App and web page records
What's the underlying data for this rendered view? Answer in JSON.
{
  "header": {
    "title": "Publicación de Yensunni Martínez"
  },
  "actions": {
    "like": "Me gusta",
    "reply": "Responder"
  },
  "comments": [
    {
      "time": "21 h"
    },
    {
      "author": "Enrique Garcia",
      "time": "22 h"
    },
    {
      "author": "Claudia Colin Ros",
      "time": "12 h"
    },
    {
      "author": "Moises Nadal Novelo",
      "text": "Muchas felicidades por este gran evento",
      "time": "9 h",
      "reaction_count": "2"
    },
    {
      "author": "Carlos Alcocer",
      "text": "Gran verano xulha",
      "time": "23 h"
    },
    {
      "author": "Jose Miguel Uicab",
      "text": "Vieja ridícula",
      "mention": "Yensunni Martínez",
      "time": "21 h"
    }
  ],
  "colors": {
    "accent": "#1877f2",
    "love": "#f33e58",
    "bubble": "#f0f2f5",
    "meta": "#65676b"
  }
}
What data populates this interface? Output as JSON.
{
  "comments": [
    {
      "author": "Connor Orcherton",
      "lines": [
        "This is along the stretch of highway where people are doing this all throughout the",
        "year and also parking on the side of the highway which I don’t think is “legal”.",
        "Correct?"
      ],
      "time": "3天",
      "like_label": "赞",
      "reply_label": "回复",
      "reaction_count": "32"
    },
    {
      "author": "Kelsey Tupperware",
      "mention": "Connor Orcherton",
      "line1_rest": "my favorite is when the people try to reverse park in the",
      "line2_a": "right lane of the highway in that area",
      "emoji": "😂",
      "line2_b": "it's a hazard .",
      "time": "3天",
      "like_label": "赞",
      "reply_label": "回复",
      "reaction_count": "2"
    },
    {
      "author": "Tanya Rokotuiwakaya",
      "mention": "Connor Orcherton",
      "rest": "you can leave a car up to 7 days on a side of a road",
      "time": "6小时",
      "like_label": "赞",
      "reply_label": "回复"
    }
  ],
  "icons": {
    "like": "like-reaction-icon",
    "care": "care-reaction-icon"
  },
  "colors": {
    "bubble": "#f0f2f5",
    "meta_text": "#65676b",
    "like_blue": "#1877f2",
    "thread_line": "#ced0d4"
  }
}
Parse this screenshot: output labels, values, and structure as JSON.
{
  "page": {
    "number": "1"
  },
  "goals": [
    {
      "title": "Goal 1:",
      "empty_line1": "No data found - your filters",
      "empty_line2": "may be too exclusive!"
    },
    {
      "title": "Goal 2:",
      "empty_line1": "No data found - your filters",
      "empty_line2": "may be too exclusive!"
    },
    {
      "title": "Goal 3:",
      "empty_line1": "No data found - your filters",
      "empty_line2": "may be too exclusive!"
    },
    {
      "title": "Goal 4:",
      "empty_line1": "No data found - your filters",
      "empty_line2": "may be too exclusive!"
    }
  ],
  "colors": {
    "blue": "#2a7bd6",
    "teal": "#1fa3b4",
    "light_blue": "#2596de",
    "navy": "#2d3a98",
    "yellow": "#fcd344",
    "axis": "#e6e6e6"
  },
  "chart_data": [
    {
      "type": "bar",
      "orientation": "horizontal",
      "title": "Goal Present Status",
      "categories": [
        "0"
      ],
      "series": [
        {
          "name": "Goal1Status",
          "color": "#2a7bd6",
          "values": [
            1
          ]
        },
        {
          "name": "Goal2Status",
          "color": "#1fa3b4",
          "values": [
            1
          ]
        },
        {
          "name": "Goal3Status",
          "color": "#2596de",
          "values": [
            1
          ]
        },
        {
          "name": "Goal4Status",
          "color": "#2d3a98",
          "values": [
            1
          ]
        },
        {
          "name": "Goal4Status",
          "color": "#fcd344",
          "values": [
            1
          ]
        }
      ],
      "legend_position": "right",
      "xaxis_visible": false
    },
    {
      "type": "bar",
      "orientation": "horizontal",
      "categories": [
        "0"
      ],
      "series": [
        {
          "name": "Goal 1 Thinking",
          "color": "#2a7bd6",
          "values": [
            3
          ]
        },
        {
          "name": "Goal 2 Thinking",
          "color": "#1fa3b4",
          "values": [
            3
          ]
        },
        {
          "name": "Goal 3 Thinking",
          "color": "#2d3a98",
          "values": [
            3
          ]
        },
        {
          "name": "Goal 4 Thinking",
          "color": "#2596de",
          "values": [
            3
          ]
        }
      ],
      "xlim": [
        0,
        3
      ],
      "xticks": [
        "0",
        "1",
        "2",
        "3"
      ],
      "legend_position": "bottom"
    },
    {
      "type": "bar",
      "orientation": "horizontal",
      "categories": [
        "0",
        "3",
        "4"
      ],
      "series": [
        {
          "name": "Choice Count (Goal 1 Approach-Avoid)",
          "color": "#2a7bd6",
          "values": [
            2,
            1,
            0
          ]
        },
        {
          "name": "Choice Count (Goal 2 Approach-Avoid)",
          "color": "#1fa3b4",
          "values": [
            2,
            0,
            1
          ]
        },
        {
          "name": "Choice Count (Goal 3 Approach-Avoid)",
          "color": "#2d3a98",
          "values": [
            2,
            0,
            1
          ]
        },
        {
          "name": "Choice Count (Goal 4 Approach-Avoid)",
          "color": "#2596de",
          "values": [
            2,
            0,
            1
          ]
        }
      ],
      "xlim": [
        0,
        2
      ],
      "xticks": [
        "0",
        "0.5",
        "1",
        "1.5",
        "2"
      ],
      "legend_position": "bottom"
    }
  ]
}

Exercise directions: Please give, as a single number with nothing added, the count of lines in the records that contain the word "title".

Task response: 6